Mayor Greg Dionne formally announced his intention to seek another term in office during Thursday’s State of the City address at the Ches Leach Lounge.
Dionne, who was first elected in 2012, will seek his third term when Prince Albert residents head to the polls this Fall. He told attendees that Prince Albert needed a new hospital, and he wanted to stay on and make sure the city got one.
“I’ve worked on this hospital project for a while, and I really want to see it carried through and built,” he explained.
Dionne added that he’s getting a lot of questions from residents about why he’s advocating for a new hospital over a second bridge. He joked that it’s because he’ll need a hospital if the provincial government ever promises one.
Election campaigns were just one of many items Dionne discussed during his roughly 45-minute speech. Most of it focused on infrastructure, however, the mayor also touched on housing and lot prices, Husky Energy’s community donations, the new University of Saskatchewan campus opening downtown, and Prince Albert’s crime rate.
Dionne blasted the justice system for allowing too many repeat offenders back on the streets, and called on the provincial and federal governments to help address the issue.
“We have a system that is failing us,” the mayor said. “Once the prisoners have left custody, they go into the justice system. Isn’t that funny. They call it the justice system. We have no justice. Most of the criminals that we deal with are repeat offenders and they are released from our court system.”
Dionne said the community faces a number of mental health challenges, which require outside partners and resources to meet. He views it as a province-wide problem, and he plans on raising the issue at the next SUMA convention, which starts on Feb. 2.
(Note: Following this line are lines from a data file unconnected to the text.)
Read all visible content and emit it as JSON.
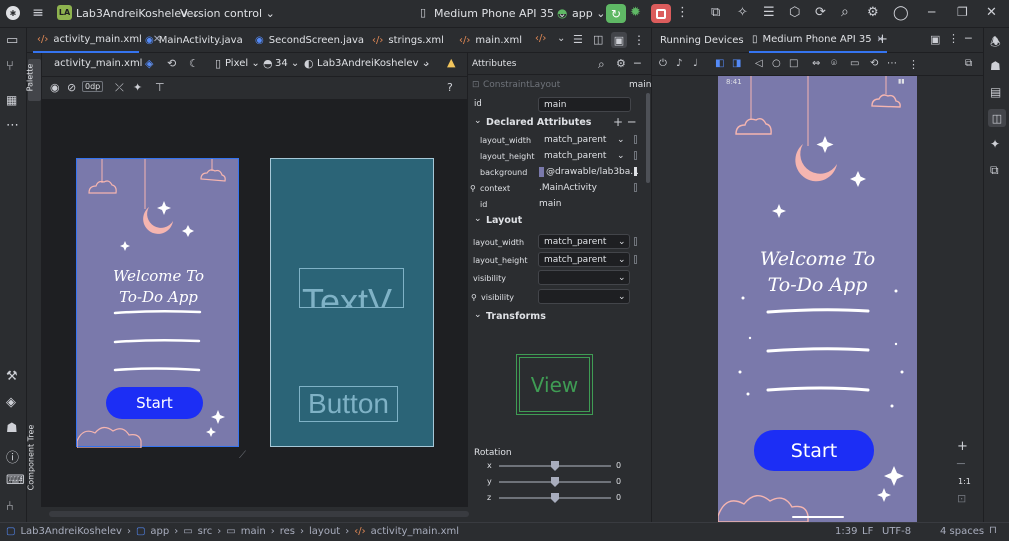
{
  "titlebar": {
    "project_badge": "LA",
    "project_name": "Lab3AndreiKoshelev",
    "vcs": "Version control",
    "device": "Medium Phone API 35",
    "run_config": "app"
  },
  "editor_tabs": [
    {
      "label": "activity_main.xml",
      "active": true,
      "closable": true
    },
    {
      "label": "MainActivity.java"
    },
    {
      "label": "SecondScreen.java"
    },
    {
      "label": "strings.xml"
    },
    {
      "label": "main.xml"
    }
  ],
  "design_toolbar": {
    "file": "activity_main.xml",
    "device": "Pixel",
    "api": "34",
    "theme": "Lab3AndreiKoshelev",
    "margin": "0dp"
  },
  "side_labels": {
    "palette": "Palette",
    "component_tree": "Component Tree"
  },
  "design_preview": {
    "welcome_line1": "Welcome To",
    "welcome_line2": "To-Do App",
    "start_button": "Start"
  },
  "blueprint_preview": {
    "textview": "TextV",
    "button": "Button"
  },
  "attributes": {
    "title": "Attributes",
    "component": "ConstraintLayout",
    "component_id": "main",
    "id_label": "id",
    "id_value": "main",
    "declared_title": "Declared Attributes",
    "declared": [
      {
        "name": "layout_width",
        "value": "match_parent"
      },
      {
        "name": "layout_height",
        "value": "match_parent"
      },
      {
        "name": "background",
        "value": "@drawable/lab3ba..."
      },
      {
        "name": "context",
        "value": ".MainActivity"
      },
      {
        "name": "id",
        "value": "main"
      }
    ],
    "layout_title": "Layout",
    "layout": [
      {
        "name": "layout_width",
        "value": "match_parent"
      },
      {
        "name": "layout_height",
        "value": "match_parent"
      },
      {
        "name": "visibility",
        "value": ""
      },
      {
        "name": "visibility",
        "value": ""
      }
    ],
    "transforms_title": "Transforms",
    "view_label": "View",
    "rotation_title": "Rotation",
    "rotation": [
      {
        "axis": "x",
        "value": "0",
        "fraction": 0.5
      },
      {
        "axis": "y",
        "value": "0",
        "fraction": 0.5
      },
      {
        "axis": "z",
        "value": "0",
        "fraction": 0.5
      }
    ]
  },
  "running_devices": {
    "title": "Running Devices",
    "device_tab": "Medium Phone API 35",
    "status_time": "8:41",
    "welcome_line1": "Welcome To",
    "welcome_line2": "To-Do App",
    "start_button": "Start",
    "zoom_ratio": "1:1"
  },
  "statusbar": {
    "breadcrumbs": [
      "Lab3AndreiKoshelev",
      "app",
      "src",
      "main",
      "res",
      "layout",
      "activity_main.xml"
    ],
    "position": "1:39",
    "line_sep": "LF",
    "encoding": "UTF-8",
    "indent": "4 spaces"
  },
  "colors": {
    "accent": "#3574f0",
    "phone_bg": "#7a79ab",
    "start_button": "#1c2ef5",
    "moon": "#f5b5b0",
    "blueprint": "#2b6477",
    "run_green": "#5fb865",
    "stop_red": "#db5c5c"
  }
}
“No matter what city you live in in the province, when you look at the newspaper and it’s showing the Most Wanted, read what it says,” Dionne said during a short interview afterwards. “Breach of undertaking, breach of court order, breach of failure to show up. That’s the problem. They keep (getting) chance after chance to get out. They make more crime. They don’t show up for court and then we’re chasing them again.”
Dionne praised Prince Albert police for their work in combatting crime, but said police could not address the issue alone.
“Crime, of course, is also driven by poverty,” he said. “We have housing issues. We have job issues. Lots of things drive crime and the police by themselves cannot solve (the problem). It has to be a community effort.”
According to Statistics Canada, roughly one in five police reported crimes in Saskatchewan are “administration of justice offences.” That’s a broad category, which includes everything from escaping custody to breaching probation to failing to appear in court.
Nationally, roughly one in 10 police reported offences are administration of justice offences, however Statistics Canada notes that police departments are not always involved when these crimes are reported, so the true numbers are hard to determine.
Between 2004 and 2014, the number of administration of justice offences fell across Canada by 34 per cent. However, in 2016-17, failure to comply with court orders and breach of probation were still two of the top five most common offences in both youth and adult courts. The other three were theft, impaired driving and common assault.
Busy construction season ahead, warns mayor
This construction season could be one of the busiest ever, and that’s going to bring positives and negatives for Prince Albert businesses.
Dionne apologized in advance during his speech on Thursday, telling business owners there would be significant traffic congestion on Prince Albert’s main routes as city workers continue with road and infrastructure repairs.
“This is probably going to be one of our worst ‘stoppage of traffic for construction’ years,” he said. “We have that big (water) main coming down the hill and that will be all summer long. We have big projects in all our communities. We have our paving program.”
Dionne emphasized that in the long run, the benefits of the 2020 construction season would far outweigh the inconveniences. However, he also said the city is willing to help out business owners who are hit hard by lengthy projects.
“We’re helping them out with directional signage, we’ll see if we can open a lane quicker to let (traffic) in, and instead of doing 10 blocks at a time, we’re doing two—closing them up, opening them up, moving to the next two—instead of having that big stretch open,” he said afterwards. “We are working it, we understand the stress on business and travellers.”
The biggest project will be the West Hill Trunk Main, which will cost the city around $4 million. The water main runs from the top of 10th Street West near the hospital and down the hill down to 18th Street before veering off into a new subdivision the City’s planning. The current water main is already at 96 per cent capacity.
Prince Albert Chamber of Commerce CEO Elise Hildebrandt said business owners understand the need for large infrastructure projects like the West Hill Trunk Main. However, she it still makes life difficult for businesses as traffic slows or is rerouted to other areas of the city. She’s hoping the chamber can sit down with city representatives and find ways to cushion the impact.
“We do need to sit down and create some awareness for all of our businesses because although we had a room here of 365 people, but that’s not everyone,” she said.
“Yes, construction is annoying, but let’s be honest, that’s part of living in Saskatchewan.”
Despite the problems, Hildebrandt said there is a silver lining. When main thoroughfares are closed, it directs traffic to other parts of the city that visitors might not normally see. She said it gives residents a chance to show off some hidden gems in Prince Albert.
“If we take a look and do this creatively we can have a little bit of fun with it, I hope,” she said.